Write out the data word for word and omit every picture.
(Available data)
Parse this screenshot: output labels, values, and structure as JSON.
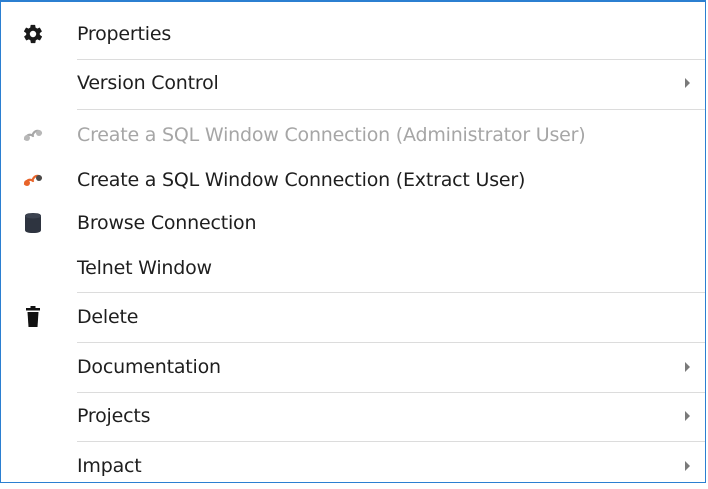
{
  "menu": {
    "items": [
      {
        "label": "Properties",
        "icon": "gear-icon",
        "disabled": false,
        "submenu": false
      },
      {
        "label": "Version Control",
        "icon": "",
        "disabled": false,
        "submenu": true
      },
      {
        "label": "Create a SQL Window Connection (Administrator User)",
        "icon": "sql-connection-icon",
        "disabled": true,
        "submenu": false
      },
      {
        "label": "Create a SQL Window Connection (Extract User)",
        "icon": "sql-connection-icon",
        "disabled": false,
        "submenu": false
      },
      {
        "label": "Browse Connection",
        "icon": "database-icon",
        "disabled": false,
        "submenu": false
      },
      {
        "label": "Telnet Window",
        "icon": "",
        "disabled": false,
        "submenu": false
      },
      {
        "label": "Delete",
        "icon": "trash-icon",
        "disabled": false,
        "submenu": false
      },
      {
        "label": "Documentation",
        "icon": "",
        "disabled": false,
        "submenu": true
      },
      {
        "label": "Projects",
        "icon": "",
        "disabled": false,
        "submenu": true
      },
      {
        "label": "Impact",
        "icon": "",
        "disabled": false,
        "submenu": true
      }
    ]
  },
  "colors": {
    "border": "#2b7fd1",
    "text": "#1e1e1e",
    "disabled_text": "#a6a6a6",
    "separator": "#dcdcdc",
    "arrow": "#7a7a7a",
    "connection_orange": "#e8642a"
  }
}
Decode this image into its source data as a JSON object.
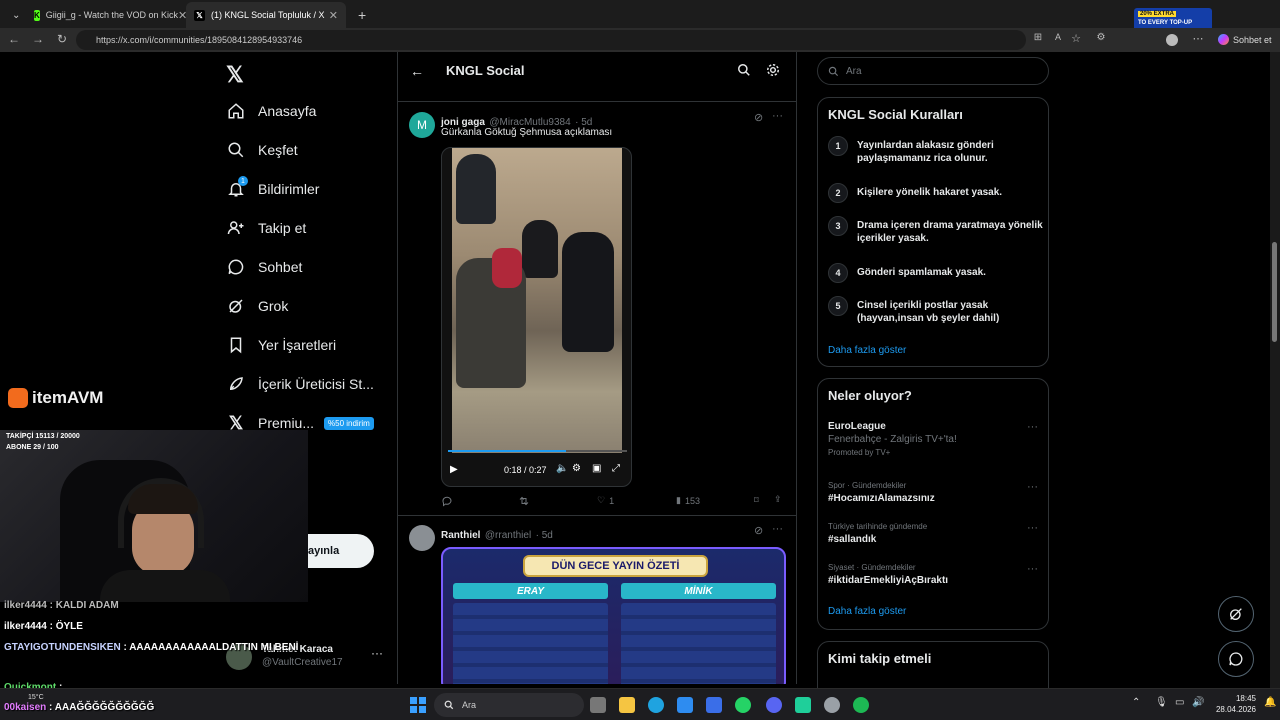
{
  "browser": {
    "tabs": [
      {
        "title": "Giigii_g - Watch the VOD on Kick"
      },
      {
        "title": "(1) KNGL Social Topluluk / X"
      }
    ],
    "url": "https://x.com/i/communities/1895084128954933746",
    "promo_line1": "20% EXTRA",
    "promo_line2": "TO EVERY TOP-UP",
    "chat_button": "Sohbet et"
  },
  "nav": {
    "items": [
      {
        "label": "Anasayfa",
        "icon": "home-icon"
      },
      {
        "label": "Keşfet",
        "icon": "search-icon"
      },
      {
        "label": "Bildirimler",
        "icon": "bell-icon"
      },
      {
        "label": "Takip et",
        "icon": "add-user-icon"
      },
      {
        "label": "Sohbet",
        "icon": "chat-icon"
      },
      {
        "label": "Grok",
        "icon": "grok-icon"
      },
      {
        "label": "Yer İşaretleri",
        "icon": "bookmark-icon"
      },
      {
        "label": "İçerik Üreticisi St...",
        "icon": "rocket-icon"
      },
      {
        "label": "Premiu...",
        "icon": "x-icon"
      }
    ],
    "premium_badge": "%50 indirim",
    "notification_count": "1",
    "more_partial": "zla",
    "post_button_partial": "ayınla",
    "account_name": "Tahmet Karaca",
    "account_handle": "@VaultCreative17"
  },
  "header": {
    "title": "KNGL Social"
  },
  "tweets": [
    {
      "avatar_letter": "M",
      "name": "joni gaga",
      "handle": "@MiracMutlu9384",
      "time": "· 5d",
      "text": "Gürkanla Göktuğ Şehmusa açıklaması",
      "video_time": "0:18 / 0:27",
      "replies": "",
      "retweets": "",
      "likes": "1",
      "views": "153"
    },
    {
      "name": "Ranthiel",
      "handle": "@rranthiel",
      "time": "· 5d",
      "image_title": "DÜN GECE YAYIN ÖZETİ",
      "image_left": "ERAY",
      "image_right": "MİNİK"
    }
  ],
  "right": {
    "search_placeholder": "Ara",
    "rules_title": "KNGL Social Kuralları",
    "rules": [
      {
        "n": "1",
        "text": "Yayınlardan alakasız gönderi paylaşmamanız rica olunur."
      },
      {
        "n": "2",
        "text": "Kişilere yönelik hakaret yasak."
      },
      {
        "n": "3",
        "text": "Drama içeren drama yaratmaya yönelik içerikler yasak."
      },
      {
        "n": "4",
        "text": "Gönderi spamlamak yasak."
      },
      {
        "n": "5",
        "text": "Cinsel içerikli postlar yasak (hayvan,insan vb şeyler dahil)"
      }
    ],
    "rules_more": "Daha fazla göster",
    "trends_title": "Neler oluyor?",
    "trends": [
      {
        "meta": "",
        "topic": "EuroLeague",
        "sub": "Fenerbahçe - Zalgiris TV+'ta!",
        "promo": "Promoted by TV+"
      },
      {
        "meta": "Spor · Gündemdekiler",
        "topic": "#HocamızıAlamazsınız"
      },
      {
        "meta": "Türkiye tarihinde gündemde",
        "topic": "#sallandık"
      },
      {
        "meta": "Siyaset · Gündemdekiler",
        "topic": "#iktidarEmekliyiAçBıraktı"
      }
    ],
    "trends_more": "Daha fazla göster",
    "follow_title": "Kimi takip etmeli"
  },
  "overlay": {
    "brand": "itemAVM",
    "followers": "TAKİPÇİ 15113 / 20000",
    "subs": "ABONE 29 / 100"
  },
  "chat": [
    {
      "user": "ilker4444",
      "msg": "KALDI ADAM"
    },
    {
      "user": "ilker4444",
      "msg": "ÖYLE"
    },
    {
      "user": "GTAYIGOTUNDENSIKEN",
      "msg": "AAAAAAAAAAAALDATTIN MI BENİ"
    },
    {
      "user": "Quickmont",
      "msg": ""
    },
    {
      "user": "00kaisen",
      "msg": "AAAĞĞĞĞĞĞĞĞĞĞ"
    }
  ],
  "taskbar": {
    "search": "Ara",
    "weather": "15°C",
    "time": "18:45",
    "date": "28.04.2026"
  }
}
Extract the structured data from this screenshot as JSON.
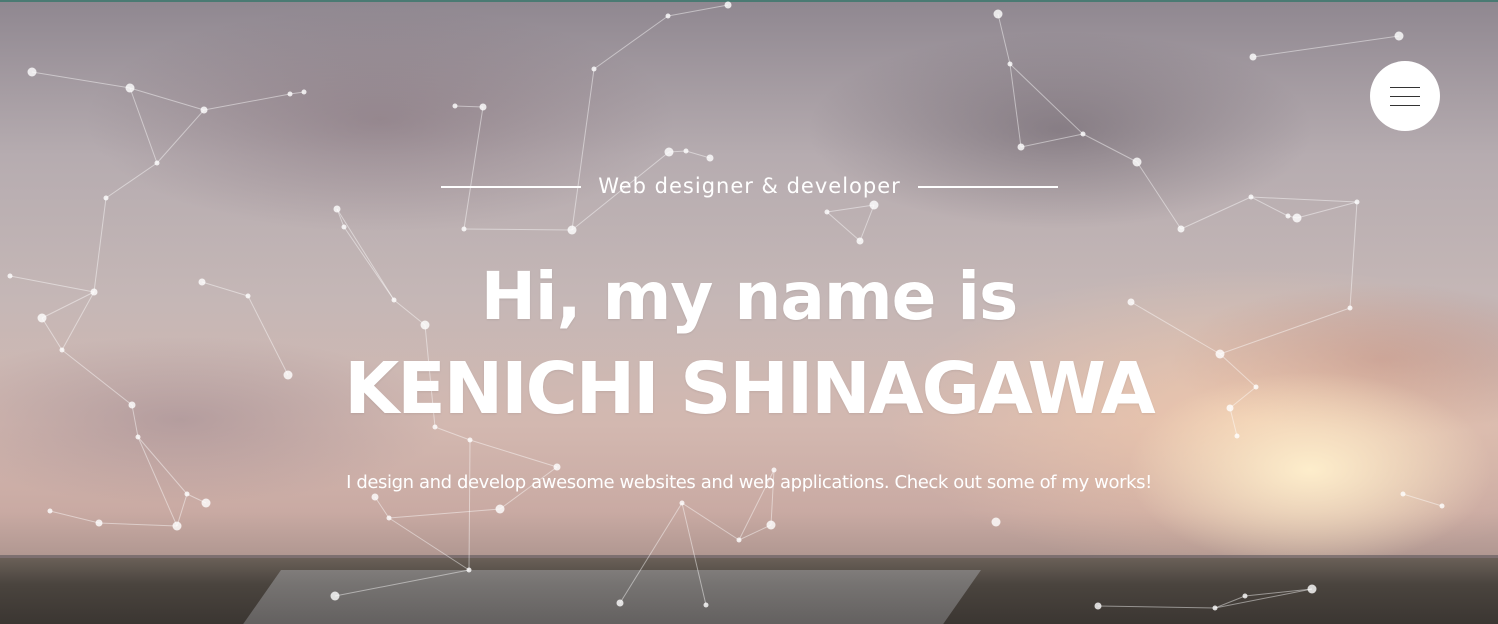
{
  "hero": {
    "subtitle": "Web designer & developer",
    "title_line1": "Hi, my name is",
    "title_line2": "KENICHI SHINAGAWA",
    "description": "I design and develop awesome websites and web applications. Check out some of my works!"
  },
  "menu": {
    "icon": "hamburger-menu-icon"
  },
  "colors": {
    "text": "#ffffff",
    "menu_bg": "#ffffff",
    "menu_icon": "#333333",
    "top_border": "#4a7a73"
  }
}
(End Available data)
- **Solution**
Parse this screenshot: output labels, values, and structure as JSON.
{
  "menu": {
    "items": [
      {
        "label": "Properties",
        "icon": "gear-icon",
        "disabled": false,
        "submenu": false
      },
      {
        "label": "Version Control",
        "icon": "",
        "disabled": false,
        "submenu": true
      },
      {
        "label": "Create a SQL Window Connection (Administrator User)",
        "icon": "sql-connection-icon",
        "disabled": true,
        "submenu": false
      },
      {
        "label": "Create a SQL Window Connection (Extract User)",
        "icon": "sql-connection-icon",
        "disabled": false,
        "submenu": false
      },
      {
        "label": "Browse Connection",
        "icon": "database-icon",
        "disabled": false,
        "submenu": false
      },
      {
        "label": "Telnet Window",
        "icon": "",
        "disabled": false,
        "submenu": false
      },
      {
        "label": "Delete",
        "icon": "trash-icon",
        "disabled": false,
        "submenu": false
      },
      {
        "label": "Documentation",
        "icon": "",
        "disabled": false,
        "submenu": true
      },
      {
        "label": "Projects",
        "icon": "",
        "disabled": false,
        "submenu": true
      },
      {
        "label": "Impact",
        "icon": "",
        "disabled": false,
        "submenu": true
      }
    ]
  },
  "colors": {
    "border": "#2b7fd1",
    "text": "#1e1e1e",
    "disabled_text": "#a6a6a6",
    "separator": "#dcdcdc",
    "arrow": "#7a7a7a",
    "connection_orange": "#e8642a"
  }
}
Decode this image into its source data as a JSON object.
{
  "browser": {
    "tabs": [
      {
        "title": "Giigii_g - Watch the VOD on Kick"
      },
      {
        "title": "(1) KNGL Social Topluluk / X"
      }
    ],
    "url": "https://x.com/i/communities/1895084128954933746",
    "promo_line1": "20% EXTRA",
    "promo_line2": "TO EVERY TOP-UP",
    "chat_button": "Sohbet et"
  },
  "nav": {
    "items": [
      {
        "label": "Anasayfa",
        "icon": "home-icon"
      },
      {
        "label": "Keşfet",
        "icon": "search-icon"
      },
      {
        "label": "Bildirimler",
        "icon": "bell-icon"
      },
      {
        "label": "Takip et",
        "icon": "add-user-icon"
      },
      {
        "label": "Sohbet",
        "icon": "chat-icon"
      },
      {
        "label": "Grok",
        "icon": "grok-icon"
      },
      {
        "label": "Yer İşaretleri",
        "icon": "bookmark-icon"
      },
      {
        "label": "İçerik Üreticisi St...",
        "icon": "rocket-icon"
      },
      {
        "label": "Premiu...",
        "icon": "x-icon"
      }
    ],
    "premium_badge": "%50 indirim",
    "notification_count": "1",
    "more_partial": "zla",
    "post_button_partial": "ayınla",
    "account_name": "Tahmet Karaca",
    "account_handle": "@VaultCreative17"
  },
  "header": {
    "title": "KNGL Social"
  },
  "tweets": [
    {
      "avatar_letter": "M",
      "name": "joni gaga",
      "handle": "@MiracMutlu9384",
      "time": "· 5d",
      "text": "Gürkanla Göktuğ Şehmusa açıklaması",
      "video_time": "0:18 / 0:27",
      "replies": "",
      "retweets": "",
      "likes": "1",
      "views": "153"
    },
    {
      "name": "Ranthiel",
      "handle": "@rranthiel",
      "time": "· 5d",
      "image_title": "DÜN GECE YAYIN ÖZETİ",
      "image_left": "ERAY",
      "image_right": "MİNİK"
    }
  ],
  "right": {
    "search_placeholder": "Ara",
    "rules_title": "KNGL Social Kuralları",
    "rules": [
      {
        "n": "1",
        "text": "Yayınlardan alakasız gönderi paylaşmamanız rica olunur."
      },
      {
        "n": "2",
        "text": "Kişilere yönelik hakaret yasak."
      },
      {
        "n": "3",
        "text": "Drama içeren drama yaratmaya yönelik içerikler yasak."
      },
      {
        "n": "4",
        "text": "Gönderi spamlamak yasak."
      },
      {
        "n": "5",
        "text": "Cinsel içerikli postlar yasak (hayvan,insan vb şeyler dahil)"
      }
    ],
    "rules_more": "Daha fazla göster",
    "trends_title": "Neler oluyor?",
    "trends": [
      {
        "meta": "",
        "topic": "EuroLeague",
        "sub": "Fenerbahçe - Zalgiris TV+'ta!",
        "promo": "Promoted by TV+"
      },
      {
        "meta": "Spor · Gündemdekiler",
        "topic": "#HocamızıAlamazsınız"
      },
      {
        "meta": "Türkiye tarihinde gündemde",
        "topic": "#sallandık"
      },
      {
        "meta": "Siyaset · Gündemdekiler",
        "topic": "#iktidarEmekliyiAçBıraktı"
      }
    ],
    "trends_more": "Daha fazla göster",
    "follow_title": "Kimi takip etmeli"
  },
  "overlay": {
    "brand": "itemAVM",
    "followers": "TAKİPÇİ 15113 / 20000",
    "subs": "ABONE 29 / 100"
  },
  "chat": [
    {
      "user": "ilker4444",
      "msg": "KALDI ADAM"
    },
    {
      "user": "ilker4444",
      "msg": "ÖYLE"
    },
    {
      "user": "GTAYIGOTUNDENSIKEN",
      "msg": "AAAAAAAAAAAALDATTIN MI BENİ"
    },
    {
      "user": "Quickmont",
      "msg": ""
    },
    {
      "user": "00kaisen",
      "msg": "AAAĞĞĞĞĞĞĞĞĞĞ"
    }
  ],
  "taskbar": {
    "search": "Ara",
    "weather": "15°C",
    "time": "18:45",
    "date": "28.04.2026"
  }
}
Extract the structured data from this screenshot as JSON.
{
  "hero": {
    "subtitle": "Web designer & developer",
    "title_line1": "Hi, my name is",
    "title_line2": "KENICHI SHINAGAWA",
    "description": "I design and develop awesome websites and web applications. Check out some of my works!"
  },
  "menu": {
    "icon": "hamburger-menu-icon"
  },
  "colors": {
    "text": "#ffffff",
    "menu_bg": "#ffffff",
    "menu_icon": "#333333",
    "top_border": "#4a7a73"
  }
}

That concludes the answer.